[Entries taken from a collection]
^^^^

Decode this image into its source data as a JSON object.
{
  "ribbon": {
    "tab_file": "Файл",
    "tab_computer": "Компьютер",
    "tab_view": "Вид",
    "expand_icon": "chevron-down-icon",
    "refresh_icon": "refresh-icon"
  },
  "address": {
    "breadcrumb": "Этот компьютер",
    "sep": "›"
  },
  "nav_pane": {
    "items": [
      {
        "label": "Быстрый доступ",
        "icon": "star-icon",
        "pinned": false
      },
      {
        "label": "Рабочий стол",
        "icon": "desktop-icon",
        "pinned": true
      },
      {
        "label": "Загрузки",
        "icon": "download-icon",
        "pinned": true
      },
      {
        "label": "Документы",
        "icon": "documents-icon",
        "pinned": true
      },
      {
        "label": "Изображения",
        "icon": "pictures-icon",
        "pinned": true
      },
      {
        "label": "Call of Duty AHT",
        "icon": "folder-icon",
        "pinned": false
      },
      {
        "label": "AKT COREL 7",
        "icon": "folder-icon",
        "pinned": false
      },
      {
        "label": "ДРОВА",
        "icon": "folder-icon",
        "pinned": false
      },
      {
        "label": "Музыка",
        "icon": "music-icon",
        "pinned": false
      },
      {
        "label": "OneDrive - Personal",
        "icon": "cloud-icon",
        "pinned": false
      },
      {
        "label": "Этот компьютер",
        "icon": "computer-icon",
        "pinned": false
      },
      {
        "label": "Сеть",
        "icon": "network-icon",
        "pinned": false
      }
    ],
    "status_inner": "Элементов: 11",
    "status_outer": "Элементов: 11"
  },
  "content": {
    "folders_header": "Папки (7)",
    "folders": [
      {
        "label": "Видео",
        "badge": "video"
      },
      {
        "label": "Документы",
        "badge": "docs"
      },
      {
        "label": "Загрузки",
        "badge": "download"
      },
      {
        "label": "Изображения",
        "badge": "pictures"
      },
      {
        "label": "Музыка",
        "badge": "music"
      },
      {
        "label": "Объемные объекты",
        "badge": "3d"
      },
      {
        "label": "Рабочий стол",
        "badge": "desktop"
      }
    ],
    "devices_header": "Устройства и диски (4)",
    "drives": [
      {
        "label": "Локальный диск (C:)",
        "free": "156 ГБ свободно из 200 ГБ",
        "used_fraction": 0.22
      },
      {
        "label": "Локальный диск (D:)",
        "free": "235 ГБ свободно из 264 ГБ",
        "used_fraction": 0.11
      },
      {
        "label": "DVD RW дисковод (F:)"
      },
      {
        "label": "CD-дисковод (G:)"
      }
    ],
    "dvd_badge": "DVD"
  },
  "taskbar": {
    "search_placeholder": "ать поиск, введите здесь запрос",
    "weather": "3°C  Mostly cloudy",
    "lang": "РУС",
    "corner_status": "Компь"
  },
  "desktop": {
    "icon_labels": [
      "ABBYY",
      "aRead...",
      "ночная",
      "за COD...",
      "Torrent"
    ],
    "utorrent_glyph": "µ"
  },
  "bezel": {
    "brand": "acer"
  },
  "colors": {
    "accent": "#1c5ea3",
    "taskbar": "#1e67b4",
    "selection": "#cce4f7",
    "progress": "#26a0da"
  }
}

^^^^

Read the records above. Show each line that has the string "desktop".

        "icon": "desktop-icon",
        "badge": "desktop"
  "desktop": {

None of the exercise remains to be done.